From first line to last, give the records again word for word and omit the pictures.

[Extracted entries]

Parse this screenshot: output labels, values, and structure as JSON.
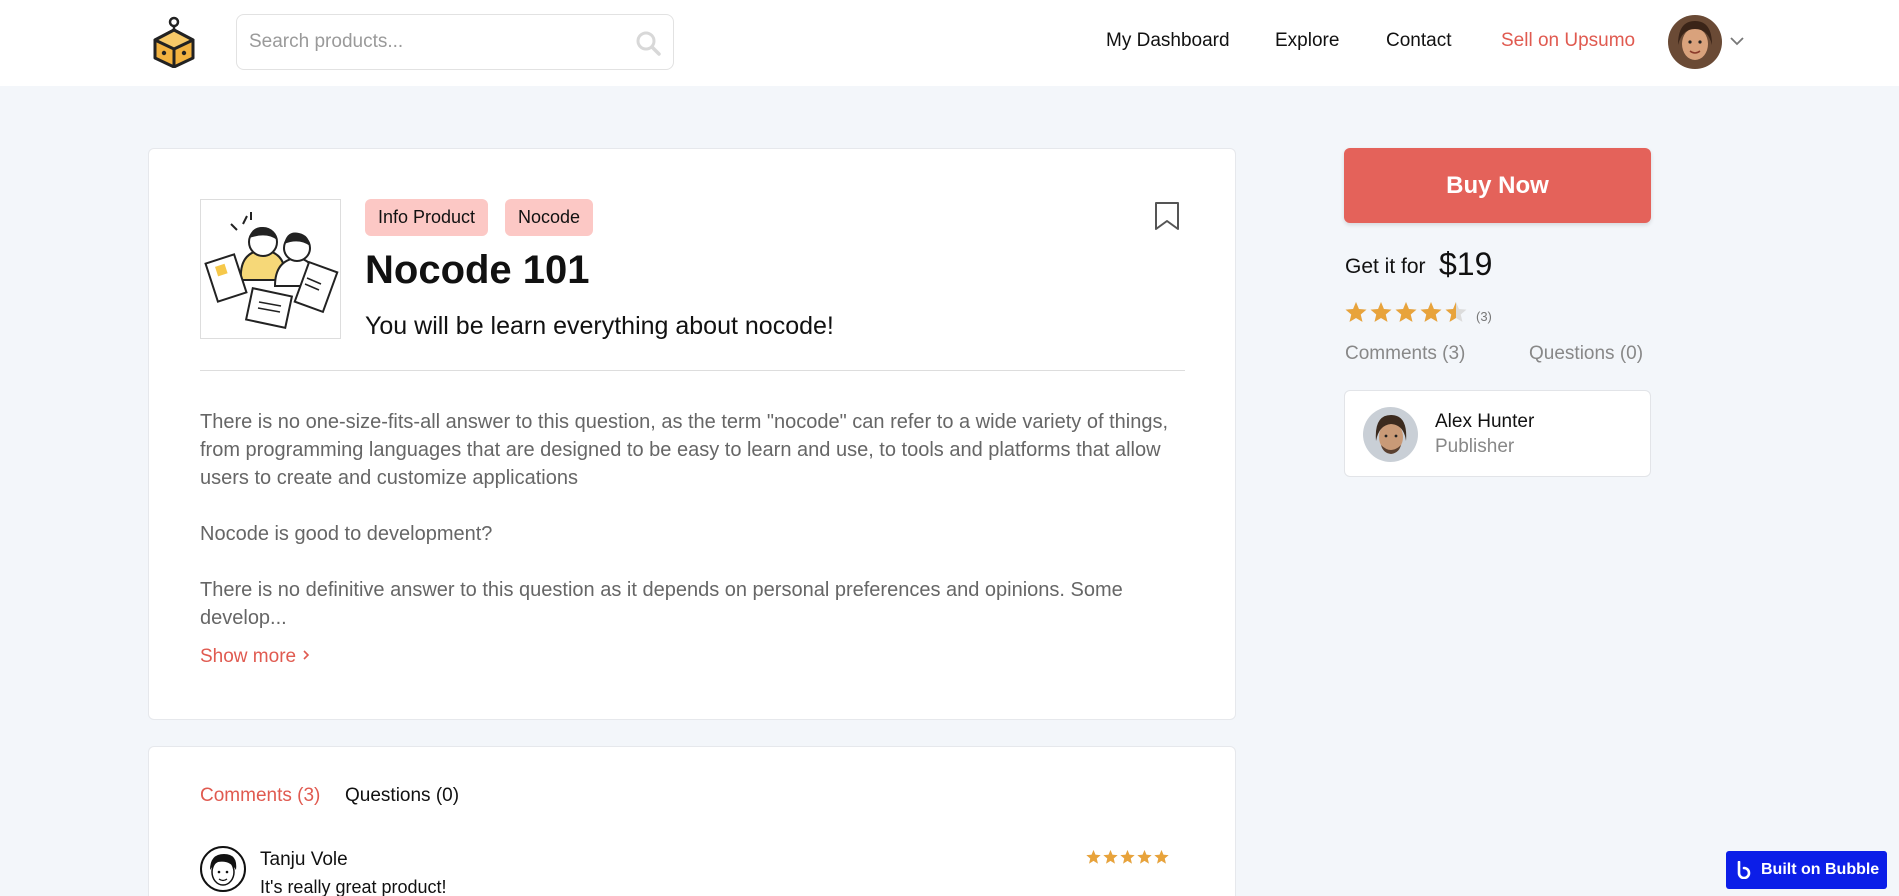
{
  "header": {
    "search_placeholder": "Search products...",
    "nav": [
      "My Dashboard",
      "Explore",
      "Contact",
      "Sell on Upsumo"
    ]
  },
  "product": {
    "tags": [
      "Info Product",
      "Nocode"
    ],
    "title": "Nocode 101",
    "subtitle": "You will be learn everything about nocode!",
    "description": [
      "There is no one-size-fits-all answer to this question, as the term \"nocode\" can refer to a wide variety of things, from programming languages that are designed to be easy to learn and use, to tools and platforms that allow users to create and customize applications",
      "Nocode is good to development?",
      "There is no definitive answer to this question as it depends on personal preferences and opinions. Some develop..."
    ],
    "show_more": "Show more",
    "show_more_icon": "chevron-right-icon"
  },
  "comments_section": {
    "tabs": [
      "Comments (3)",
      "Questions (0)"
    ],
    "comments": [
      {
        "name": "Tanju Vole",
        "text": "It's really great product!",
        "rating": 5
      }
    ]
  },
  "sidebar": {
    "buy_label": "Buy Now",
    "get_it_for": "Get it for",
    "price": "$19",
    "rating": 4.5,
    "rating_count": "(3)",
    "tabs": [
      "Comments (3)",
      "Questions (0)"
    ],
    "publisher": {
      "name": "Alex Hunter",
      "role": "Publisher"
    }
  },
  "badge": {
    "label": "Built on Bubble"
  },
  "colors": {
    "accent": "#e05a50",
    "buy_button": "#e4625a",
    "tag_bg": "#fcc8c5",
    "star": "#e8a33b",
    "background": "#f3f6fa",
    "bubble": "#0c1ee8"
  }
}
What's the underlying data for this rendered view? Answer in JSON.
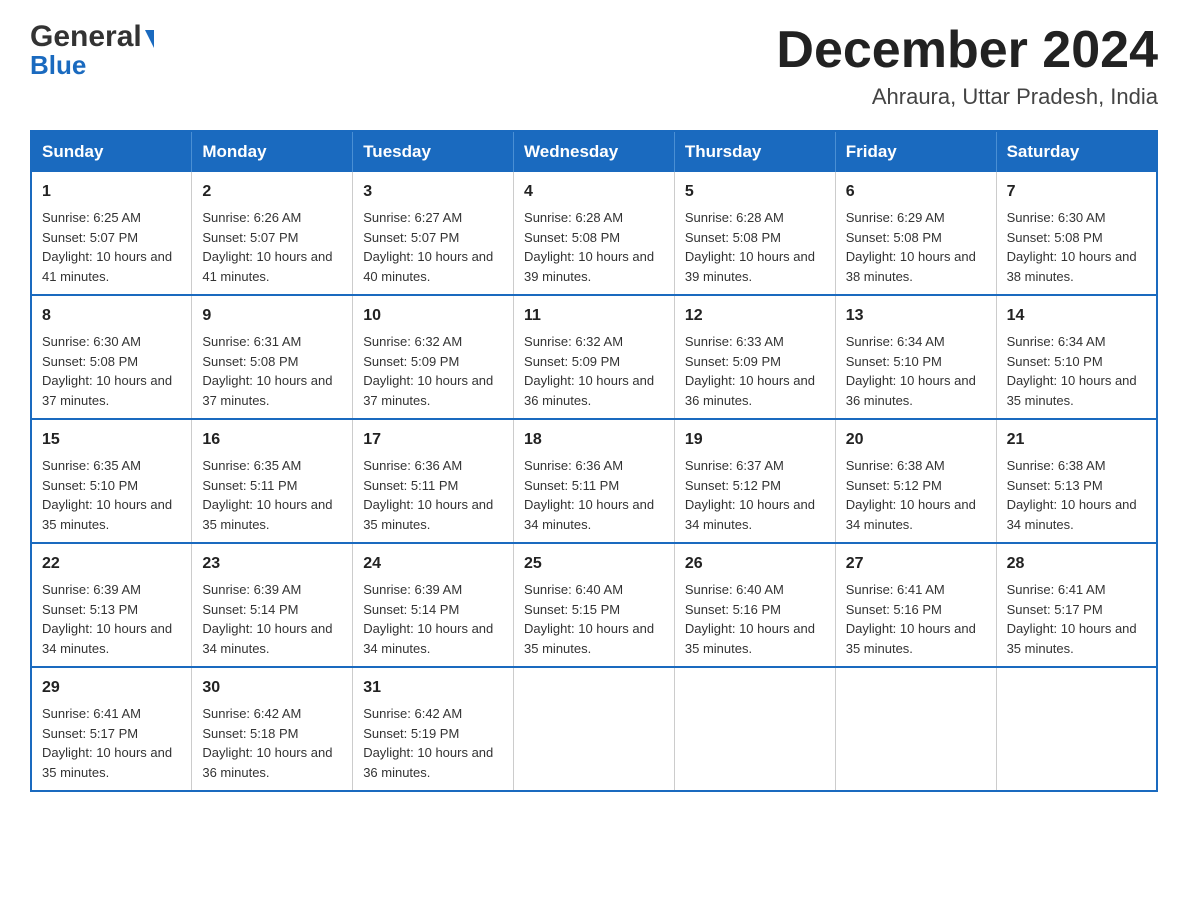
{
  "header": {
    "logo_general": "General",
    "logo_blue": "Blue",
    "month_title": "December 2024",
    "location": "Ahraura, Uttar Pradesh, India"
  },
  "days_of_week": [
    "Sunday",
    "Monday",
    "Tuesday",
    "Wednesday",
    "Thursday",
    "Friday",
    "Saturday"
  ],
  "weeks": [
    [
      {
        "day": "1",
        "sunrise": "6:25 AM",
        "sunset": "5:07 PM",
        "daylight": "10 hours and 41 minutes."
      },
      {
        "day": "2",
        "sunrise": "6:26 AM",
        "sunset": "5:07 PM",
        "daylight": "10 hours and 41 minutes."
      },
      {
        "day": "3",
        "sunrise": "6:27 AM",
        "sunset": "5:07 PM",
        "daylight": "10 hours and 40 minutes."
      },
      {
        "day": "4",
        "sunrise": "6:28 AM",
        "sunset": "5:08 PM",
        "daylight": "10 hours and 39 minutes."
      },
      {
        "day": "5",
        "sunrise": "6:28 AM",
        "sunset": "5:08 PM",
        "daylight": "10 hours and 39 minutes."
      },
      {
        "day": "6",
        "sunrise": "6:29 AM",
        "sunset": "5:08 PM",
        "daylight": "10 hours and 38 minutes."
      },
      {
        "day": "7",
        "sunrise": "6:30 AM",
        "sunset": "5:08 PM",
        "daylight": "10 hours and 38 minutes."
      }
    ],
    [
      {
        "day": "8",
        "sunrise": "6:30 AM",
        "sunset": "5:08 PM",
        "daylight": "10 hours and 37 minutes."
      },
      {
        "day": "9",
        "sunrise": "6:31 AM",
        "sunset": "5:08 PM",
        "daylight": "10 hours and 37 minutes."
      },
      {
        "day": "10",
        "sunrise": "6:32 AM",
        "sunset": "5:09 PM",
        "daylight": "10 hours and 37 minutes."
      },
      {
        "day": "11",
        "sunrise": "6:32 AM",
        "sunset": "5:09 PM",
        "daylight": "10 hours and 36 minutes."
      },
      {
        "day": "12",
        "sunrise": "6:33 AM",
        "sunset": "5:09 PM",
        "daylight": "10 hours and 36 minutes."
      },
      {
        "day": "13",
        "sunrise": "6:34 AM",
        "sunset": "5:10 PM",
        "daylight": "10 hours and 36 minutes."
      },
      {
        "day": "14",
        "sunrise": "6:34 AM",
        "sunset": "5:10 PM",
        "daylight": "10 hours and 35 minutes."
      }
    ],
    [
      {
        "day": "15",
        "sunrise": "6:35 AM",
        "sunset": "5:10 PM",
        "daylight": "10 hours and 35 minutes."
      },
      {
        "day": "16",
        "sunrise": "6:35 AM",
        "sunset": "5:11 PM",
        "daylight": "10 hours and 35 minutes."
      },
      {
        "day": "17",
        "sunrise": "6:36 AM",
        "sunset": "5:11 PM",
        "daylight": "10 hours and 35 minutes."
      },
      {
        "day": "18",
        "sunrise": "6:36 AM",
        "sunset": "5:11 PM",
        "daylight": "10 hours and 34 minutes."
      },
      {
        "day": "19",
        "sunrise": "6:37 AM",
        "sunset": "5:12 PM",
        "daylight": "10 hours and 34 minutes."
      },
      {
        "day": "20",
        "sunrise": "6:38 AM",
        "sunset": "5:12 PM",
        "daylight": "10 hours and 34 minutes."
      },
      {
        "day": "21",
        "sunrise": "6:38 AM",
        "sunset": "5:13 PM",
        "daylight": "10 hours and 34 minutes."
      }
    ],
    [
      {
        "day": "22",
        "sunrise": "6:39 AM",
        "sunset": "5:13 PM",
        "daylight": "10 hours and 34 minutes."
      },
      {
        "day": "23",
        "sunrise": "6:39 AM",
        "sunset": "5:14 PM",
        "daylight": "10 hours and 34 minutes."
      },
      {
        "day": "24",
        "sunrise": "6:39 AM",
        "sunset": "5:14 PM",
        "daylight": "10 hours and 34 minutes."
      },
      {
        "day": "25",
        "sunrise": "6:40 AM",
        "sunset": "5:15 PM",
        "daylight": "10 hours and 35 minutes."
      },
      {
        "day": "26",
        "sunrise": "6:40 AM",
        "sunset": "5:16 PM",
        "daylight": "10 hours and 35 minutes."
      },
      {
        "day": "27",
        "sunrise": "6:41 AM",
        "sunset": "5:16 PM",
        "daylight": "10 hours and 35 minutes."
      },
      {
        "day": "28",
        "sunrise": "6:41 AM",
        "sunset": "5:17 PM",
        "daylight": "10 hours and 35 minutes."
      }
    ],
    [
      {
        "day": "29",
        "sunrise": "6:41 AM",
        "sunset": "5:17 PM",
        "daylight": "10 hours and 35 minutes."
      },
      {
        "day": "30",
        "sunrise": "6:42 AM",
        "sunset": "5:18 PM",
        "daylight": "10 hours and 36 minutes."
      },
      {
        "day": "31",
        "sunrise": "6:42 AM",
        "sunset": "5:19 PM",
        "daylight": "10 hours and 36 minutes."
      },
      null,
      null,
      null,
      null
    ]
  ]
}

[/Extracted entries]

Answer for the task:
Parse this screenshot: output labels, values, and structure as JSON.
{
  "header": {
    "search_placeholder": "Search products...",
    "nav": [
      "My Dashboard",
      "Explore",
      "Contact",
      "Sell on Upsumo"
    ]
  },
  "product": {
    "tags": [
      "Info Product",
      "Nocode"
    ],
    "title": "Nocode 101",
    "subtitle": "You will be learn everything about nocode!",
    "description": [
      "There is no one-size-fits-all answer to this question, as the term \"nocode\" can refer to a wide variety of things, from programming languages that are designed to be easy to learn and use, to tools and platforms that allow users to create and customize applications",
      "Nocode is good to development?",
      "There is no definitive answer to this question as it depends on personal preferences and opinions. Some develop..."
    ],
    "show_more": "Show more",
    "show_more_icon": "chevron-right-icon"
  },
  "comments_section": {
    "tabs": [
      "Comments (3)",
      "Questions (0)"
    ],
    "comments": [
      {
        "name": "Tanju Vole",
        "text": "It's really great product!",
        "rating": 5
      }
    ]
  },
  "sidebar": {
    "buy_label": "Buy Now",
    "get_it_for": "Get it for",
    "price": "$19",
    "rating": 4.5,
    "rating_count": "(3)",
    "tabs": [
      "Comments (3)",
      "Questions (0)"
    ],
    "publisher": {
      "name": "Alex Hunter",
      "role": "Publisher"
    }
  },
  "badge": {
    "label": "Built on Bubble"
  },
  "colors": {
    "accent": "#e05a50",
    "buy_button": "#e4625a",
    "tag_bg": "#fcc8c5",
    "star": "#e8a33b",
    "background": "#f3f6fa",
    "bubble": "#0c1ee8"
  }
}
What's the underlying data for this rendered view? Answer in JSON.
{
  "header": {
    "logo_general": "General",
    "logo_blue": "Blue",
    "month_title": "December 2024",
    "location": "Ahraura, Uttar Pradesh, India"
  },
  "days_of_week": [
    "Sunday",
    "Monday",
    "Tuesday",
    "Wednesday",
    "Thursday",
    "Friday",
    "Saturday"
  ],
  "weeks": [
    [
      {
        "day": "1",
        "sunrise": "6:25 AM",
        "sunset": "5:07 PM",
        "daylight": "10 hours and 41 minutes."
      },
      {
        "day": "2",
        "sunrise": "6:26 AM",
        "sunset": "5:07 PM",
        "daylight": "10 hours and 41 minutes."
      },
      {
        "day": "3",
        "sunrise": "6:27 AM",
        "sunset": "5:07 PM",
        "daylight": "10 hours and 40 minutes."
      },
      {
        "day": "4",
        "sunrise": "6:28 AM",
        "sunset": "5:08 PM",
        "daylight": "10 hours and 39 minutes."
      },
      {
        "day": "5",
        "sunrise": "6:28 AM",
        "sunset": "5:08 PM",
        "daylight": "10 hours and 39 minutes."
      },
      {
        "day": "6",
        "sunrise": "6:29 AM",
        "sunset": "5:08 PM",
        "daylight": "10 hours and 38 minutes."
      },
      {
        "day": "7",
        "sunrise": "6:30 AM",
        "sunset": "5:08 PM",
        "daylight": "10 hours and 38 minutes."
      }
    ],
    [
      {
        "day": "8",
        "sunrise": "6:30 AM",
        "sunset": "5:08 PM",
        "daylight": "10 hours and 37 minutes."
      },
      {
        "day": "9",
        "sunrise": "6:31 AM",
        "sunset": "5:08 PM",
        "daylight": "10 hours and 37 minutes."
      },
      {
        "day": "10",
        "sunrise": "6:32 AM",
        "sunset": "5:09 PM",
        "daylight": "10 hours and 37 minutes."
      },
      {
        "day": "11",
        "sunrise": "6:32 AM",
        "sunset": "5:09 PM",
        "daylight": "10 hours and 36 minutes."
      },
      {
        "day": "12",
        "sunrise": "6:33 AM",
        "sunset": "5:09 PM",
        "daylight": "10 hours and 36 minutes."
      },
      {
        "day": "13",
        "sunrise": "6:34 AM",
        "sunset": "5:10 PM",
        "daylight": "10 hours and 36 minutes."
      },
      {
        "day": "14",
        "sunrise": "6:34 AM",
        "sunset": "5:10 PM",
        "daylight": "10 hours and 35 minutes."
      }
    ],
    [
      {
        "day": "15",
        "sunrise": "6:35 AM",
        "sunset": "5:10 PM",
        "daylight": "10 hours and 35 minutes."
      },
      {
        "day": "16",
        "sunrise": "6:35 AM",
        "sunset": "5:11 PM",
        "daylight": "10 hours and 35 minutes."
      },
      {
        "day": "17",
        "sunrise": "6:36 AM",
        "sunset": "5:11 PM",
        "daylight": "10 hours and 35 minutes."
      },
      {
        "day": "18",
        "sunrise": "6:36 AM",
        "sunset": "5:11 PM",
        "daylight": "10 hours and 34 minutes."
      },
      {
        "day": "19",
        "sunrise": "6:37 AM",
        "sunset": "5:12 PM",
        "daylight": "10 hours and 34 minutes."
      },
      {
        "day": "20",
        "sunrise": "6:38 AM",
        "sunset": "5:12 PM",
        "daylight": "10 hours and 34 minutes."
      },
      {
        "day": "21",
        "sunrise": "6:38 AM",
        "sunset": "5:13 PM",
        "daylight": "10 hours and 34 minutes."
      }
    ],
    [
      {
        "day": "22",
        "sunrise": "6:39 AM",
        "sunset": "5:13 PM",
        "daylight": "10 hours and 34 minutes."
      },
      {
        "day": "23",
        "sunrise": "6:39 AM",
        "sunset": "5:14 PM",
        "daylight": "10 hours and 34 minutes."
      },
      {
        "day": "24",
        "sunrise": "6:39 AM",
        "sunset": "5:14 PM",
        "daylight": "10 hours and 34 minutes."
      },
      {
        "day": "25",
        "sunrise": "6:40 AM",
        "sunset": "5:15 PM",
        "daylight": "10 hours and 35 minutes."
      },
      {
        "day": "26",
        "sunrise": "6:40 AM",
        "sunset": "5:16 PM",
        "daylight": "10 hours and 35 minutes."
      },
      {
        "day": "27",
        "sunrise": "6:41 AM",
        "sunset": "5:16 PM",
        "daylight": "10 hours and 35 minutes."
      },
      {
        "day": "28",
        "sunrise": "6:41 AM",
        "sunset": "5:17 PM",
        "daylight": "10 hours and 35 minutes."
      }
    ],
    [
      {
        "day": "29",
        "sunrise": "6:41 AM",
        "sunset": "5:17 PM",
        "daylight": "10 hours and 35 minutes."
      },
      {
        "day": "30",
        "sunrise": "6:42 AM",
        "sunset": "5:18 PM",
        "daylight": "10 hours and 36 minutes."
      },
      {
        "day": "31",
        "sunrise": "6:42 AM",
        "sunset": "5:19 PM",
        "daylight": "10 hours and 36 minutes."
      },
      null,
      null,
      null,
      null
    ]
  ]
}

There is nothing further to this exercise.